[Interface dataset entries]
================

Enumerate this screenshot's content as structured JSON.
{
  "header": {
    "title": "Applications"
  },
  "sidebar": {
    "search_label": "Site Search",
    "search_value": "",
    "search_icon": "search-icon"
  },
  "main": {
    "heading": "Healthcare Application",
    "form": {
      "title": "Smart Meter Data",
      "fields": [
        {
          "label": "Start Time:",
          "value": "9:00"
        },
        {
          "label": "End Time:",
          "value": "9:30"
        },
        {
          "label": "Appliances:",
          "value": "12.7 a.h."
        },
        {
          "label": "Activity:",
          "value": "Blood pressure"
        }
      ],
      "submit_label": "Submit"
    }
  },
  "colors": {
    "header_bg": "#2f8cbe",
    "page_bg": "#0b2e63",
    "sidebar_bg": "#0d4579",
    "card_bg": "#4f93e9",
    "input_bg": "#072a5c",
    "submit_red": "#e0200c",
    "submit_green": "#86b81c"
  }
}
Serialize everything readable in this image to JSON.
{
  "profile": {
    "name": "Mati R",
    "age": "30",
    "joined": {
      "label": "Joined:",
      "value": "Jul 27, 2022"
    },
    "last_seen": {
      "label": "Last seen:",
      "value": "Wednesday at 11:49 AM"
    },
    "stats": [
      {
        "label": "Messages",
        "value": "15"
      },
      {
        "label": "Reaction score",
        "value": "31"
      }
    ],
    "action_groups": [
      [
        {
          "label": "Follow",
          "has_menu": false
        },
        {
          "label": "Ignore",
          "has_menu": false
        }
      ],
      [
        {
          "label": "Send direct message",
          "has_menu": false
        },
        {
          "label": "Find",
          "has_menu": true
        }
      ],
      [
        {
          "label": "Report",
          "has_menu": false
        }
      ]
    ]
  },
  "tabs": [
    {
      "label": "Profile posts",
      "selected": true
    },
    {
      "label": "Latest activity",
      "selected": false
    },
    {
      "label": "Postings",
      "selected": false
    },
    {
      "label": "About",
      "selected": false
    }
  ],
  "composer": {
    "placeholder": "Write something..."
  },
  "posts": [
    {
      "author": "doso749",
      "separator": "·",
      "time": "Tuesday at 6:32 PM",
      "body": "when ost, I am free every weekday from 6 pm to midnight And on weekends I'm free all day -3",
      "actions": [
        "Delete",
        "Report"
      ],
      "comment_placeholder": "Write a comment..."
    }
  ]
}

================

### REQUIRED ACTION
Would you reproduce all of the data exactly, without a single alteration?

### EXERCISE RESULT
Enumerate this screenshot's content as structured JSON.
{
  "header": {
    "title": "Applications"
  },
  "sidebar": {
    "search_label": "Site Search",
    "search_value": "",
    "search_icon": "search-icon"
  },
  "main": {
    "heading": "Healthcare Application",
    "form": {
      "title": "Smart Meter Data",
      "fields": [
        {
          "label": "Start Time:",
          "value": "9:00"
        },
        {
          "label": "End Time:",
          "value": "9:30"
        },
        {
          "label": "Appliances:",
          "value": "12.7 a.h."
        },
        {
          "label": "Activity:",
          "value": "Blood pressure"
        }
      ],
      "submit_label": "Submit"
    }
  },
  "colors": {
    "header_bg": "#2f8cbe",
    "page_bg": "#0b2e63",
    "sidebar_bg": "#0d4579",
    "card_bg": "#4f93e9",
    "input_bg": "#072a5c",
    "submit_red": "#e0200c",
    "submit_green": "#86b81c"
  }
}
Serialize everything readable in this image to JSON.
{
  "profile": {
    "name": "Mati R",
    "age": "30",
    "joined": {
      "label": "Joined:",
      "value": "Jul 27, 2022"
    },
    "last_seen": {
      "label": "Last seen:",
      "value": "Wednesday at 11:49 AM"
    },
    "stats": [
      {
        "label": "Messages",
        "value": "15"
      },
      {
        "label": "Reaction score",
        "value": "31"
      }
    ],
    "action_groups": [
      [
        {
          "label": "Follow",
          "has_menu": false
        },
        {
          "label": "Ignore",
          "has_menu": false
        }
      ],
      [
        {
          "label": "Send direct message",
          "has_menu": false
        },
        {
          "label": "Find",
          "has_menu": true
        }
      ],
      [
        {
          "label": "Report",
          "has_menu": false
        }
      ]
    ]
  },
  "tabs": [
    {
      "label": "Profile posts",
      "selected": true
    },
    {
      "label": "Latest activity",
      "selected": false
    },
    {
      "label": "Postings",
      "selected": false
    },
    {
      "label": "About",
      "selected": false
    }
  ],
  "composer": {
    "placeholder": "Write something..."
  },
  "posts": [
    {
      "author": "doso749",
      "separator": "·",
      "time": "Tuesday at 6:32 PM",
      "body": "when ost, I am free every weekday from 6 pm to midnight And on weekends I'm free all day -3",
      "actions": [
        "Delete",
        "Report"
      ],
      "comment_placeholder": "Write a comment..."
    }
  ]
}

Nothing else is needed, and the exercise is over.